TUESDAY, Sept. 3, 2019 (HealthDay News) -- One in three patients who have implanted devices for irregular heartbeats still drive, despite being banned from getting behind the wheel, a new Danish study finds.
It looked at more than 2,500 patients with implantable cardioverter defibrillators (ICDs), which deliver an electric shock to correct potentially deadly abnormal heart rhythms.
Some ICD patients are healthy enough to drive a car, but many are given driving restrictions or bans by their doctor because they can black out or lose consciousness on the road.
Of those patients in the study, 92% had a valid driving license at the time of ICD implantation and 175 drivers (7%) were also licensed commercial drivers. More than 30% of ICD patients, including commercial drivers, resumed driving during the period they were banned from driving. Up to 60% said they weren't told of any driving restriction.

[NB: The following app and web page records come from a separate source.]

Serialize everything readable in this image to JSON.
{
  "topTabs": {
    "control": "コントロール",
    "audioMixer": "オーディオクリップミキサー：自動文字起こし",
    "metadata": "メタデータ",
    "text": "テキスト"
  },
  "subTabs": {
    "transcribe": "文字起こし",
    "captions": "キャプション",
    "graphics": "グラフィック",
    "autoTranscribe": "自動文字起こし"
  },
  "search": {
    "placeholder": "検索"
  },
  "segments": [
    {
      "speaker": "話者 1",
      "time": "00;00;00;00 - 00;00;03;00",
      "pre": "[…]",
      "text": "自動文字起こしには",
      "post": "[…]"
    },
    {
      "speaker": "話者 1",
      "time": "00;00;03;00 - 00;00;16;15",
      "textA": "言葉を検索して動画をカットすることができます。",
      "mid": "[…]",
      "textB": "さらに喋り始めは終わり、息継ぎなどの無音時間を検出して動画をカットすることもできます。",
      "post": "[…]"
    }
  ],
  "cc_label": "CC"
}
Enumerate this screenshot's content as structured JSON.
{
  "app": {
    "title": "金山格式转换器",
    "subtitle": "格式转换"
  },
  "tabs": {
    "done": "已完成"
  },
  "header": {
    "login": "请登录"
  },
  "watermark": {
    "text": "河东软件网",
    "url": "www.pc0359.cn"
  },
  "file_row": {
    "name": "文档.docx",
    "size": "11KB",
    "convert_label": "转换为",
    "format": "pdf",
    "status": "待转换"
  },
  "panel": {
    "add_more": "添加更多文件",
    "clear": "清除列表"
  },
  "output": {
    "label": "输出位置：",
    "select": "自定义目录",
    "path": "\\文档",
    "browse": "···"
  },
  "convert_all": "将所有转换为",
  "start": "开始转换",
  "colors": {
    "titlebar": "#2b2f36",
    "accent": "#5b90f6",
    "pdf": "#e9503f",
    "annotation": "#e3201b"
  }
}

Patients who said they were unaware of driving restrictions were three times more likely to drive when banned than those who said they'd been informed of the restrictions, according to the study presented Tuesday at the European Society of Cardiology Congress (ESC) 2019, in Paris.
"It is the underlying heart condition, and not the presence of the ICD device itself, that is cause for concern, since it might cause an arrhythmia [heart rhythm disruption] and loss of consciousness, and thus potentially great harm to the patient or bystanders if occurring while the patient is behind the wheel," explained study author Dr. Jenny Bjerre, from Gentofte University Hospital in Denmark.
Men were 50% more likely to drive while banned than women, Patients aged 60 and older were 20% more likely to drive while banned than younger patients, and being the only driver in a household was associated with a 30% greater likelihood of driving while banned.
"We can only speculate on why these groups were more likely to be non-adherent," Bjerre said in a meeting news release. "Overall, we believe the necessity of a car in daily life is the most important factor. It is not hard to imagine an ICD patient might feel isolated, have trouble running errands, etc., during a period with driving restrictions, especially if they are older and living alone."
Research presented at meetings is considered preliminary until published in a peer-reviewed journal.
The U.S. National Heart, Lung, and Blood Institute has more on ICDs.
SOURCE: European Society of Cardiology, news release, Sept. 3, 2019